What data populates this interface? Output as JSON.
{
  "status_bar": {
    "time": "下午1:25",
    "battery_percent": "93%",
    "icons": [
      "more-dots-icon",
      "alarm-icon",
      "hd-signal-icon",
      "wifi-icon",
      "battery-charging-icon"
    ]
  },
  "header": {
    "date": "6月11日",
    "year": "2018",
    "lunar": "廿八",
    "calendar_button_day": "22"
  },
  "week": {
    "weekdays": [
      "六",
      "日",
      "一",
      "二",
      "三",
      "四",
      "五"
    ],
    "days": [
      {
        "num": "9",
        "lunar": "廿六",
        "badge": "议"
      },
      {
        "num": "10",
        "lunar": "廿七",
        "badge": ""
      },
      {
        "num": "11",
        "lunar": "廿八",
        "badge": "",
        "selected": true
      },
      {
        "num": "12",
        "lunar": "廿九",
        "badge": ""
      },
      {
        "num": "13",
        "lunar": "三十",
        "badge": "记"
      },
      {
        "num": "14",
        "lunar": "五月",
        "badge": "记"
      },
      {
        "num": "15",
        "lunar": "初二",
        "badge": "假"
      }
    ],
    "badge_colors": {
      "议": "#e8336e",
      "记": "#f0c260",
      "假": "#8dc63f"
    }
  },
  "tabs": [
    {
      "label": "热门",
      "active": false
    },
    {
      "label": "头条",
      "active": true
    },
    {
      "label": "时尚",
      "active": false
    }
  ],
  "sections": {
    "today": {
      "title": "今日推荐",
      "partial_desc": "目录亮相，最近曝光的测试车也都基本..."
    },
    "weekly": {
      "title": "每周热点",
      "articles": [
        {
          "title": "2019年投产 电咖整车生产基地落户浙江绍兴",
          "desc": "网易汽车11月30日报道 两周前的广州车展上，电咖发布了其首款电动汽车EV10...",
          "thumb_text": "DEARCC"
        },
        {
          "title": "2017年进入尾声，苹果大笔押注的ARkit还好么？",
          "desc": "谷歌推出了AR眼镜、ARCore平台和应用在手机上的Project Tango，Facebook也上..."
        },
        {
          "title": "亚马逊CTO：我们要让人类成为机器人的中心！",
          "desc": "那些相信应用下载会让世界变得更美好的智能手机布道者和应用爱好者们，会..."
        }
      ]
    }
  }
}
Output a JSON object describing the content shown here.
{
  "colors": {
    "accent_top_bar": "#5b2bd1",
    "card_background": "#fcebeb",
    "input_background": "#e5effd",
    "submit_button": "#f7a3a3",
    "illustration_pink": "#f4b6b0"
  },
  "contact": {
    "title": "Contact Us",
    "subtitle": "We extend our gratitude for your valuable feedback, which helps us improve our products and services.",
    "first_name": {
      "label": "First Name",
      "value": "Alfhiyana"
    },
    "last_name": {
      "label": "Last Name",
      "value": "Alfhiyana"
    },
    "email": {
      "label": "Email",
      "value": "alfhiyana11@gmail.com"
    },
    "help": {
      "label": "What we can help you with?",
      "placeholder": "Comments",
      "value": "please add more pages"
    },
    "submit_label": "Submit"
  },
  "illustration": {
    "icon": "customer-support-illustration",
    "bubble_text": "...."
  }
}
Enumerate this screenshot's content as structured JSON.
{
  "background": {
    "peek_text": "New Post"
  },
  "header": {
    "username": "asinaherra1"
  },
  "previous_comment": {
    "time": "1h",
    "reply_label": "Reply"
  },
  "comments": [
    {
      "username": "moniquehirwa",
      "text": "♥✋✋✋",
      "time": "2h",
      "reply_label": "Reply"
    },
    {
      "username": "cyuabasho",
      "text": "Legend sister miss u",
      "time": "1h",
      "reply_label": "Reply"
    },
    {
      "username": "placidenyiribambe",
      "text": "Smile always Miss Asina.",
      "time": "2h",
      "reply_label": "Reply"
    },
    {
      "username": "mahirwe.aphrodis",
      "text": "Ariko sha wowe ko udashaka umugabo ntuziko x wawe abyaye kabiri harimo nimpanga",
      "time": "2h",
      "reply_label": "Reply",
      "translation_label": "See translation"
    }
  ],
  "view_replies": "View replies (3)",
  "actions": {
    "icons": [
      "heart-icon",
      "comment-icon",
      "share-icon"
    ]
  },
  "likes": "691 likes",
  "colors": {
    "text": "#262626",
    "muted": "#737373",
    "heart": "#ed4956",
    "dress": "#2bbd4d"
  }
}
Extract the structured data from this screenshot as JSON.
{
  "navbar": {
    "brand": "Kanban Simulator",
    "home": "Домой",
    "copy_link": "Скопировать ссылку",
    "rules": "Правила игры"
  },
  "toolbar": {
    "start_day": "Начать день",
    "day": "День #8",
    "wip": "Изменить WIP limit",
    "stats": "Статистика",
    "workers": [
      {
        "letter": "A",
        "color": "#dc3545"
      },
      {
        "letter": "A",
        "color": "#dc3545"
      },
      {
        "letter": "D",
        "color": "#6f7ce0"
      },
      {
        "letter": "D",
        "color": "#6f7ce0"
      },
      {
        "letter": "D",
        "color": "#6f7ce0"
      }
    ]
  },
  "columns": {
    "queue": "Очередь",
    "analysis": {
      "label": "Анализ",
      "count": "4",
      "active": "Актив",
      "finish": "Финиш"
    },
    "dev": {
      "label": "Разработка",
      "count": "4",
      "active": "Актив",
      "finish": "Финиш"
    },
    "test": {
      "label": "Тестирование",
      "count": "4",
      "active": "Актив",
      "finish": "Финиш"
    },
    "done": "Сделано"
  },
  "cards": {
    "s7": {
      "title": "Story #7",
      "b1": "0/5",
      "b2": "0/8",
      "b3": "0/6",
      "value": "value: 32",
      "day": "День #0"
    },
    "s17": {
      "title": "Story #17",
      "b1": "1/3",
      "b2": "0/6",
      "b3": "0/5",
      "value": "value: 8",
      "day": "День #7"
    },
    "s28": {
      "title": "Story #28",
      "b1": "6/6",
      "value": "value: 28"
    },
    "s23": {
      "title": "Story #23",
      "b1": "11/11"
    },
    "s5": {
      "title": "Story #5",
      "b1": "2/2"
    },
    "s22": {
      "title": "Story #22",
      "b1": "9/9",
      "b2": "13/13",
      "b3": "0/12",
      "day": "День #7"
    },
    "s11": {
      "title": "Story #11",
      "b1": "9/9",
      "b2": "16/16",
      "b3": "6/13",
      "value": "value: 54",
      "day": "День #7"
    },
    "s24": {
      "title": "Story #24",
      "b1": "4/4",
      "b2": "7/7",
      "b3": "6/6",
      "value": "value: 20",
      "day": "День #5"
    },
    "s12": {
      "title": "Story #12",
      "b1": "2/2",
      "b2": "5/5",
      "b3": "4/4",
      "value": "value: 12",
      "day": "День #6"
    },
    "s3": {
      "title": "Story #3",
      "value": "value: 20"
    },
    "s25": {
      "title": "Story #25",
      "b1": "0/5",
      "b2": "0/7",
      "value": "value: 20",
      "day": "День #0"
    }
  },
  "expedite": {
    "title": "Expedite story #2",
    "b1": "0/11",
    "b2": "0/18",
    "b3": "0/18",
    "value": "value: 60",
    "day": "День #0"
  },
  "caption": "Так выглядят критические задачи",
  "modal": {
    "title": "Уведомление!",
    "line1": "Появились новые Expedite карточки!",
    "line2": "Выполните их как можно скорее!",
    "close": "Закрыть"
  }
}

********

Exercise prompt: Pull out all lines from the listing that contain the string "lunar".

Solution to the exercise:
    "lunar": "廿八",
        "lunar": "廿六",
        "lunar": "廿七",
        "lunar": "廿八",
        "lunar": "廿九",
        "lunar": "三十",
        "lunar": "五月",
        "lunar": "初二",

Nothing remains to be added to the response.